Some Amusing Annecdotes with the 300
I've only driven this thing for 3 days, and let me tell you that they the best and worst 3 days of my motoring experience. Me and RJ Stani6 made the 5 hour trip (one way) to Marion, OH where it was located. When I handed over the money order, I realized the guy was running it without an air-cleaner. I went to Napa to get one, where I was raped ($30 for an entire shitty assembly). As I pulled out, I had to merge all the way to the right lane (from the left lane). Some jerk in a GMC (General Motor Crap) Sonoma was coming up behind me at like 60. I decided the guy needed to be cut off. I floored the accellerator rod (the pedal rusted off...more on that later), and BWAAAAAAAAAAHHHHH!!!!! The 440 rocketed the 4000+ lb beast from 20mph to 50 mph in about one second, and pinned me against the seat. Totally awesome.
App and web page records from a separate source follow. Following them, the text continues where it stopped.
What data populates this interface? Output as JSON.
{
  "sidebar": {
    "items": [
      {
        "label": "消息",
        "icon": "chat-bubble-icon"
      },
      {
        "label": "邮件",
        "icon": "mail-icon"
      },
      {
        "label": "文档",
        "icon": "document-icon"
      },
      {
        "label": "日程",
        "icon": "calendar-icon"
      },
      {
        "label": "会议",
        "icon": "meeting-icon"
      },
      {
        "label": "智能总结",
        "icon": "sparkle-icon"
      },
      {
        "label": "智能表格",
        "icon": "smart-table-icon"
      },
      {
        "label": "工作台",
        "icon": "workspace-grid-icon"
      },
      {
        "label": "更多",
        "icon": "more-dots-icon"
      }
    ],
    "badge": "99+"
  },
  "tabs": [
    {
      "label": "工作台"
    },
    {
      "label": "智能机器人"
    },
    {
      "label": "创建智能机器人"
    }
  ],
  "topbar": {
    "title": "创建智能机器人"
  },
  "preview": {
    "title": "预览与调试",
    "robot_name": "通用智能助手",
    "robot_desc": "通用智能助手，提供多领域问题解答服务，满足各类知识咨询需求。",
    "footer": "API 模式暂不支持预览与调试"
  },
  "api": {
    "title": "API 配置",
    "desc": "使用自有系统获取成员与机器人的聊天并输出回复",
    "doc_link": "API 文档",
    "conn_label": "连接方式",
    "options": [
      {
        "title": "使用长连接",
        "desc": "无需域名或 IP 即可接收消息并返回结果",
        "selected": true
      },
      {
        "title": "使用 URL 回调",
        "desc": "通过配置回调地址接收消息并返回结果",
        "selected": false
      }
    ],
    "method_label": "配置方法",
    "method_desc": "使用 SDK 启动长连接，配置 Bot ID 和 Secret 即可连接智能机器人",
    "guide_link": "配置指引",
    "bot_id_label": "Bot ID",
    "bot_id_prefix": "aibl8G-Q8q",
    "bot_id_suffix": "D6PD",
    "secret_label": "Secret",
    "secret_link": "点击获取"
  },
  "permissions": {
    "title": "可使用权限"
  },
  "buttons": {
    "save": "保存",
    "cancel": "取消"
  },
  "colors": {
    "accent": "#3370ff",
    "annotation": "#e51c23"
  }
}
On the way home, I started to become noticeably sleepy. No matter what I tried, I could NOT stay awake. I also noticed the floor board was getting unnecessarily hot. Then I remembered that the guy had temporarily (crappily) welded a large piece of sheet metal in the floor board to cover a hole (and didn't attach the gas pedal: see above). I also realized that the exhaust note was loud because of holes in the exhaust. 2+2 = I was being lulled to sleep by carbon monoxide from exhaust entering the cabin. Yikes. I threw open the vents and rolled the windows down to allow fresh air in. That solved things. As horrible and scary as that all sounds, I still have to laugh about it.
I spent the night with RJ Stani6, and when I had to leave, I gave the car a once over for vitals. Water: check. Oil: check. Brake Fluid? Ut oh. The front chamber of the master cylinder was full of fluid (the guy thankfully replaced the front lines), but the rears were bone dry, with a stream of fluid coming out of the rear drums. One really neat thing about the car: brake fluid is the only thing it leaked; no oil or trans fluid. I drove home very carefully.
On the open road, there is nothing like 2 tons worth of Detroit Iron at your command. It was smooth sailing at 60 Mph (or "80," as the speedometer suggested). Take it anywhere past that, and the shitty used, out of round tires would shake the car. 60 was good enough, especially on bad brakes. If you took your foot off the pedal to slow down, the sure-grip inside the rear end cackled and smacked around in protest...good thing it held up.
I kept it here at Purdue for 2 weeks until I could take it home. I got home glitch free. What I'm saying is that this thing clicked off 700 miles with nary a hassle.
Back home, me, Shawn and Nick had some tire melting - smoke making - asphalt tearing fun around DP. I didn't make it to Honda Whore's house, but there will be time for that. Unfortunately, this was the last time I drove it, due to any of the following reasons: